wordpress blog stats
Connect with us

Hi, what are you looking for?

India signs G7 statement condemning “politically motivated internet shutdowns”

Internet Shutdown
Internet Shutdown

India has signed a Group of Seven (G7) statement condemning, among other things, “politically motivated internet shutdowns,” the Ministry of External Affairs announced. The “politically motivated” qualifier was not present in an earlier statement signed by just the G7 countries’ foreign ministers on May 5.

The “G7 and Guest Countries: 2021 Open Societies Statement” signed by India and other countries read, “As we build back better from the pandemic, we must continue to deliver a better quality of life for our people, with no one left behind. We are at a critical juncture, facing threats to freedom and democracy from rising authoritarianism, electoral interference, corruption, economic coercion, manipulation of information, including disinformation, online harms and cyber attacks, politically motivated internet shutdowns, human rights violations and abuses, terrorism and violent extremism.”

Apart from India, the United Kingdom, Australia, Canada, France, Germany, Italy, Japan, the Republic of Korea, South Africa, the United States of America and the European Union also signed the statement.

The point of facing threats from cyber attacks and disinformation was also reiterated by Prime Minister Narendra Modi, who while participating in the Outreach Sessions of the G7 Summit on June 13 said that open societies are particularly vulnerable to disinformation and cyber-attacks, and stressed the need to ensure that cyberspace remains an avenue for advancing democratic values and not of subverting them.

India’s role in internet shutdowns a point of contention

The collective of countries had targeted the statement at autocracies, but India’s own prolific role in internet shutdowns was a point of contention. Most notably, the internet was shut down on August 5, 2019 in Kashmir, and lasted until February 5 this year; the restrictions, which were put in place after the abrogation of Section 370 of the constitution which gave Kashmir a special status, were not even lifted in the midst of the first wave of the COVID-19 pandemic.

Advertisement. Scroll to continue reading.

The Wire reported that India fought initial drafts of the Open Societies Statement, with Prime Minister Narendra Modi and foreign minister S Jaishankar implying in publicized remarks that fake news and cyberattacks had to be curbed, but stopped short of saying that these justified internet shutdowns.

The final statement’s “politically motivated” qualifier seems to have been a satisfactory modification to obtain India’s signature. The abrogation of Section 370 was a politically popular move that the BJP has long promised, with almost half the respondents to an ABP C-Voter survey last month of 139,000 people calling it the government’s biggest accomplishment.

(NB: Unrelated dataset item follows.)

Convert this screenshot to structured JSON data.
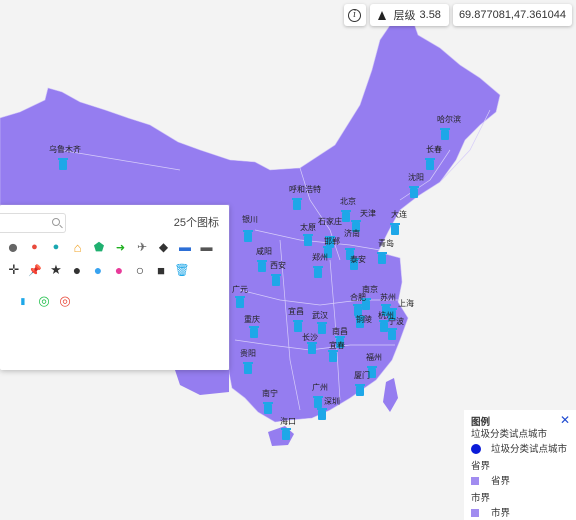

“We, the leaders of the United Kingdom, Australia, Canada, France, Germany, Italy, India, Japan, the Republic of Korea, South Africa, the United States of America and the European Union, reaffirm our shared belief in open societies, democratic values and multilateralism as foundations for dignity, opportunity and prosperity for all and for the responsible stewardship of our planet,” the statement opens. The statement affirmed “our respect for international rules and norms relating to,” among other items, “Freedom of expression, both online and offline, as a freedom that safeguards democracy and helps people live free from fear and oppression.”

Also read

Written By

I cover the digital content ecosystem and telecom for MediaNama.

MediaNama’s mission is to help build a digital ecosystem which is open, fair, global and competitive.



While the market reality of popular crypto-assets like Bitcoin may undergo little change, the same can't be said for stablecoins.


Bringing transactions related to crypto-assets within the tax net could make matters less fuzzy.


Loopholes in FEMA and the decentralised nature of crypto-assets point to a need for effective regulations.


The need of the hour is for lawmakers to understand the systems that are amplifying harmful content.


For drone delivery to become a reality, a permissive regulatory regime is a prerequisite.

You May Also Like


Google has released a Google Travel Trends Report which states that branded budget hotel search queries grew 179% year over year (YOY) in India, in...


135 job openings in over 60 companies are listed at our free Digital and Mobile Job Board: If you’re looking for a job, or...


Rajesh Kumar* doesn’t have many enemies in life. But, Uber, for which he drives a cab everyday, is starting to look like one, he...


By Aroon Deep and Aditya Chunduru You’re reading it here first: Twitter has complied with government requests to censor 52 tweets that mostly criticised...

MediaNama is the premier source of information and analysis on Technology Policy in India. More about MediaNama, and contact information, here.

© 2008-2021 Mixed Bag Media Pvt. Ltd. Developed By PixelVJ

Subscribe to our daily newsletter
Your email address:*
Please enter all required fields Click to hide
Correct invalid entries Click to hide

© 2008-2021 Mixed Bag Media Pvt. Ltd. Developed By PixelVJ